Could you give the entries again, exactly as written?

= = = =

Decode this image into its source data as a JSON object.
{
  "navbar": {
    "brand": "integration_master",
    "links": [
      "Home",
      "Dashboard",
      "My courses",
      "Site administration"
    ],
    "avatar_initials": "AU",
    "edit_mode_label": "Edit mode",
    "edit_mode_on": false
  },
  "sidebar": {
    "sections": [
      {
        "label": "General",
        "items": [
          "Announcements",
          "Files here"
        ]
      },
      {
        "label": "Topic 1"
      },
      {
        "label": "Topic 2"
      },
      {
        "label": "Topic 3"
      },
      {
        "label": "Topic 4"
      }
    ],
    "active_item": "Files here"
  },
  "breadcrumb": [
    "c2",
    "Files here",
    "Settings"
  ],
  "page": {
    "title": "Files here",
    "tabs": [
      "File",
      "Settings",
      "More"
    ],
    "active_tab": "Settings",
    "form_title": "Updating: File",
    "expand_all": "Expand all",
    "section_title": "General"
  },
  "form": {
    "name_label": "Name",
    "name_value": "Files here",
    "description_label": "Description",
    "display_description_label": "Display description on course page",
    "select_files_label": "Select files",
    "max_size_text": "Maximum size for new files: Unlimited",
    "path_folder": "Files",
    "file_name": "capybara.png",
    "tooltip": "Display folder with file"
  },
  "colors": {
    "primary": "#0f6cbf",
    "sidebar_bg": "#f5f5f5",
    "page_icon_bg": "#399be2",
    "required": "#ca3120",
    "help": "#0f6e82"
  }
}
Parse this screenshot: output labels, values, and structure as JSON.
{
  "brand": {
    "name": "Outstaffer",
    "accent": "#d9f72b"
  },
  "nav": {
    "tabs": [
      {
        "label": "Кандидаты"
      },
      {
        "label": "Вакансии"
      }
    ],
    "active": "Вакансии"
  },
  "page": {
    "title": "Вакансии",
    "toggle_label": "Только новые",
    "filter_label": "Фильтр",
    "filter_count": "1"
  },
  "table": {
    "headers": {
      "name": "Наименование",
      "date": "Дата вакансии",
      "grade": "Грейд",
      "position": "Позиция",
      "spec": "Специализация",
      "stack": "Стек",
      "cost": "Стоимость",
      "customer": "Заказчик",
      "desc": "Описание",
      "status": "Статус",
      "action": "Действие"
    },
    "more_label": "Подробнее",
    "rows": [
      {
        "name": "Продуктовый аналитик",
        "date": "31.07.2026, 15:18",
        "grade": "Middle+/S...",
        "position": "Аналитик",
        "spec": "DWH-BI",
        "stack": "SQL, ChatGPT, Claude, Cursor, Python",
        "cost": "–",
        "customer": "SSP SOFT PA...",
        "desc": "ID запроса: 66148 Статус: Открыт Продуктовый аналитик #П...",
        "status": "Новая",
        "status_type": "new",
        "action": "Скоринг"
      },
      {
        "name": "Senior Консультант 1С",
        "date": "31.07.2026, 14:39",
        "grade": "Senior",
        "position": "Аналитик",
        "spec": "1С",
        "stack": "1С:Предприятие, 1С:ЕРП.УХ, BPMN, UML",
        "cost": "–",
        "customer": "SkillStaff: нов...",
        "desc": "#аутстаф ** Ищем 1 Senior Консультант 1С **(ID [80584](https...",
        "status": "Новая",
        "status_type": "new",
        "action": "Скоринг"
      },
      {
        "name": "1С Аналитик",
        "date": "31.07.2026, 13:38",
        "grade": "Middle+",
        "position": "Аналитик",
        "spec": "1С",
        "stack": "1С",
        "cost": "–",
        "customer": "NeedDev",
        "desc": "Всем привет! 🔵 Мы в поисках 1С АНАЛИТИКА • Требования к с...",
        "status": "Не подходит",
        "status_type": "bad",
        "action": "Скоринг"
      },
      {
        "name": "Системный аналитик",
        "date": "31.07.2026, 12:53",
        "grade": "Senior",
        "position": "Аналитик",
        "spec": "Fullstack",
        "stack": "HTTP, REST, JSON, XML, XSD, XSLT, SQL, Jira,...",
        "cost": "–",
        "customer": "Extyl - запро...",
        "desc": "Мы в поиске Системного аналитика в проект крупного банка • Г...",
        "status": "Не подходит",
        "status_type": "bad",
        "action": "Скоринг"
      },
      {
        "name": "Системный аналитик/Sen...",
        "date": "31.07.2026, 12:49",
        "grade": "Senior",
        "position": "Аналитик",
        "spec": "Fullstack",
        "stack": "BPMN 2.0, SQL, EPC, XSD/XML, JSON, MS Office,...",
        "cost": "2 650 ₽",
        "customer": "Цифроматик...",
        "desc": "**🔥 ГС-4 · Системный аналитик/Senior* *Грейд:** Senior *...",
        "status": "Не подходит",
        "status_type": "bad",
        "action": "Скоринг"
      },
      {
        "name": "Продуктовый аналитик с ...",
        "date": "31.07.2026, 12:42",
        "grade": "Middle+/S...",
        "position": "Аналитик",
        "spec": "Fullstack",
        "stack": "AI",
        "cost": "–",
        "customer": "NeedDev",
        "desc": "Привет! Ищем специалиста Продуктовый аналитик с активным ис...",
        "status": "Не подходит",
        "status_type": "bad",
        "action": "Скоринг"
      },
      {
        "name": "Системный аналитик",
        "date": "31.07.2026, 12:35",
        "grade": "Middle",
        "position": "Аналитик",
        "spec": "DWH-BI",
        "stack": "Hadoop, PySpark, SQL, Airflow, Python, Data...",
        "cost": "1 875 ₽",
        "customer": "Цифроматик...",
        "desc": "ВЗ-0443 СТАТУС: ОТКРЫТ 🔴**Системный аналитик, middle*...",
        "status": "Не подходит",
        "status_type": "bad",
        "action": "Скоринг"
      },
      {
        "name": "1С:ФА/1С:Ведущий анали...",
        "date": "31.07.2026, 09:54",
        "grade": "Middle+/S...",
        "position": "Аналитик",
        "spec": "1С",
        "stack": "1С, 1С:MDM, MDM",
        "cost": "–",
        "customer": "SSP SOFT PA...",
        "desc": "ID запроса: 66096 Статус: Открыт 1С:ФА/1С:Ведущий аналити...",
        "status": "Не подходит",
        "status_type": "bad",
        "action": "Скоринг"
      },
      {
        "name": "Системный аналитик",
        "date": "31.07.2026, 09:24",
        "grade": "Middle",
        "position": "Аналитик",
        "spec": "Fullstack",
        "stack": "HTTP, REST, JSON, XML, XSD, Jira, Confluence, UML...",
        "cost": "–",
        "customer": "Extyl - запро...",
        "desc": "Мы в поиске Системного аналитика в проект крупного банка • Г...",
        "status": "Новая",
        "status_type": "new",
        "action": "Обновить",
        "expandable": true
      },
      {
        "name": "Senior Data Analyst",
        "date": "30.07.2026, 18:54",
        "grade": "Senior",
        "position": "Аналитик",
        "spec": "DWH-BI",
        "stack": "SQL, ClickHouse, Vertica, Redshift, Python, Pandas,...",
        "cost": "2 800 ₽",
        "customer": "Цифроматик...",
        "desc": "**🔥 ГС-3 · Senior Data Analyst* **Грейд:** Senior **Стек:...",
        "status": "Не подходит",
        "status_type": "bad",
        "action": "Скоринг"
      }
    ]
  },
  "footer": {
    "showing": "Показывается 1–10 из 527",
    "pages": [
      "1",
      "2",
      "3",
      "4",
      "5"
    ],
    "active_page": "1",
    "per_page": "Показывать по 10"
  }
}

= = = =

Task answer:
Decode this image into its source data as a JSON object.
{
  "navbar": {
    "brand": "integration_master",
    "links": [
      "Home",
      "Dashboard",
      "My courses",
      "Site administration"
    ],
    "avatar_initials": "AU",
    "edit_mode_label": "Edit mode",
    "edit_mode_on": false
  },
  "sidebar": {
    "sections": [
      {
        "label": "General",
        "items": [
          "Announcements",
          "Files here"
        ]
      },
      {
        "label": "Topic 1"
      },
      {
        "label": "Topic 2"
      },
      {
        "label": "Topic 3"
      },
      {
        "label": "Topic 4"
      }
    ],
    "active_item": "Files here"
  },
  "breadcrumb": [
    "c2",
    "Files here",
    "Settings"
  ],
  "page": {
    "title": "Files here",
    "tabs": [
      "File",
      "Settings",
      "More"
    ],
    "active_tab": "Settings",
    "form_title": "Updating: File",
    "expand_all": "Expand all",
    "section_title": "General"
  },
  "form": {
    "name_label": "Name",
    "name_value": "Files here",
    "description_label": "Description",
    "display_description_label": "Display description on course page",
    "select_files_label": "Select files",
    "max_size_text": "Maximum size for new files: Unlimited",
    "path_folder": "Files",
    "file_name": "capybara.png",
    "tooltip": "Display folder with file"
  },
  "colors": {
    "primary": "#0f6cbf",
    "sidebar_bg": "#f5f5f5",
    "page_icon_bg": "#399be2",
    "required": "#ca3120",
    "help": "#0f6e82"
  }
}
Parse this screenshot: output labels, values, and structure as JSON.
{
  "brand": {
    "name": "Outstaffer",
    "accent": "#d9f72b"
  },
  "nav": {
    "tabs": [
      {
        "label": "Кандидаты"
      },
      {
        "label": "Вакансии"
      }
    ],
    "active": "Вакансии"
  },
  "page": {
    "title": "Вакансии",
    "toggle_label": "Только новые",
    "filter_label": "Фильтр",
    "filter_count": "1"
  },
  "table": {
    "headers": {
      "name": "Наименование",
      "date": "Дата вакансии",
      "grade": "Грейд",
      "position": "Позиция",
      "spec": "Специализация",
      "stack": "Стек",
      "cost": "Стоимость",
      "customer": "Заказчик",
      "desc": "Описание",
      "status": "Статус",
      "action": "Действие"
    },
    "more_label": "Подробнее",
    "rows": [
      {
        "name": "Продуктовый аналитик",
        "date": "31.07.2026, 15:18",
        "grade": "Middle+/S...",
        "position": "Аналитик",
        "spec": "DWH-BI",
        "stack": "SQL, ChatGPT, Claude, Cursor, Python",
        "cost": "–",
        "customer": "SSP SOFT PA...",
        "desc": "ID запроса: 66148 Статус: Открыт Продуктовый аналитик #П...",
        "status": "Новая",
        "status_type": "new",
        "action": "Скоринг"
      },
      {
        "name": "Senior Консультант 1С",
        "date": "31.07.2026, 14:39",
        "grade": "Senior",
        "position": "Аналитик",
        "spec": "1С",
        "stack": "1С:Предприятие, 1С:ЕРП.УХ, BPMN, UML",
        "cost": "–",
        "customer": "SkillStaff: нов...",
        "desc": "#аутстаф ** Ищем 1 Senior Консультант 1С **(ID [80584](https...",
        "status": "Новая",
        "status_type": "new",
        "action": "Скоринг"
      },
      {
        "name": "1С Аналитик",
        "date": "31.07.2026, 13:38",
        "grade": "Middle+",
        "position": "Аналитик",
        "spec": "1С",
        "stack": "1С",
        "cost": "–",
        "customer": "NeedDev",
        "desc": "Всем привет! 🔵 Мы в поисках 1С АНАЛИТИКА • Требования к с...",
        "status": "Не подходит",
        "status_type": "bad",
        "action": "Скоринг"
      },
      {
        "name": "Системный аналитик",
        "date": "31.07.2026, 12:53",
        "grade": "Senior",
        "position": "Аналитик",
        "spec": "Fullstack",
        "stack": "HTTP, REST, JSON, XML, XSD, XSLT, SQL, Jira,...",
        "cost": "–",
        "customer": "Extyl - запро...",
        "desc": "Мы в поиске Системного аналитика в проект крупного банка • Г...",
        "status": "Не подходит",
        "status_type": "bad",
        "action": "Скоринг"
      },
      {
        "name": "Системный аналитик/Sen...",
        "date": "31.07.2026, 12:49",
        "grade": "Senior",
        "position": "Аналитик",
        "spec": "Fullstack",
        "stack": "BPMN 2.0, SQL, EPC, XSD/XML, JSON, MS Office,...",
        "cost": "2 650 ₽",
        "customer": "Цифроматик...",
        "desc": "**🔥 ГС-4 · Системный аналитик/Senior* *Грейд:** Senior *...",
        "status": "Не подходит",
        "status_type": "bad",
        "action": "Скоринг"
      },
      {
        "name": "Продуктовый аналитик с ...",
        "date": "31.07.2026, 12:42",
        "grade": "Middle+/S...",
        "position": "Аналитик",
        "spec": "Fullstack",
        "stack": "AI",
        "cost": "–",
        "customer": "NeedDev",
        "desc": "Привет! Ищем специалиста Продуктовый аналитик с активным ис...",
        "status": "Не подходит",
        "status_type": "bad",
        "action": "Скоринг"
      },
      {
        "name": "Системный аналитик",
        "date": "31.07.2026, 12:35",
        "grade": "Middle",
        "position": "Аналитик",
        "spec": "DWH-BI",
        "stack": "Hadoop, PySpark, SQL, Airflow, Python, Data...",
        "cost": "1 875 ₽",
        "customer": "Цифроматик...",
        "desc": "ВЗ-0443 СТАТУС: ОТКРЫТ 🔴**Системный аналитик, middle*...",
        "status": "Не подходит",
        "status_type": "bad",
        "action": "Скоринг"
      },
      {
        "name": "1С:ФА/1С:Ведущий анали...",
        "date": "31.07.2026, 09:54",
        "grade": "Middle+/S...",
        "position": "Аналитик",
        "spec": "1С",
        "stack": "1С, 1С:MDM, MDM",
        "cost": "–",
        "customer": "SSP SOFT PA...",
        "desc": "ID запроса: 66096 Статус: Открыт 1С:ФА/1С:Ведущий аналити...",
        "status": "Не подходит",
        "status_type": "bad",
        "action": "Скоринг"
      },
      {
        "name": "Системный аналитик",
        "date": "31.07.2026, 09:24",
        "grade": "Middle",
        "position": "Аналитик",
        "spec": "Fullstack",
        "stack": "HTTP, REST, JSON, XML, XSD, Jira, Confluence, UML...",
        "cost": "–",
        "customer": "Extyl - запро...",
        "desc": "Мы в поиске Системного аналитика в проект крупного банка • Г...",
        "status": "Новая",
        "status_type": "new",
        "action": "Обновить",
        "expandable": true
      },
      {
        "name": "Senior Data Analyst",
        "date": "30.07.2026, 18:54",
        "grade": "Senior",
        "position": "Аналитик",
        "spec": "DWH-BI",
        "stack": "SQL, ClickHouse, Vertica, Redshift, Python, Pandas,...",
        "cost": "2 800 ₽",
        "customer": "Цифроматик...",
        "desc": "**🔥 ГС-3 · Senior Data Analyst* **Грейд:** Senior **Стек:...",
        "status": "Не подходит",
        "status_type": "bad",
        "action": "Скоринг"
      }
    ]
  },
  "footer": {
    "showing": "Показывается 1–10 из 527",
    "pages": [
      "1",
      "2",
      "3",
      "4",
      "5"
    ],
    "active_page": "1",
    "per_page": "Показывать по 10"
  }
}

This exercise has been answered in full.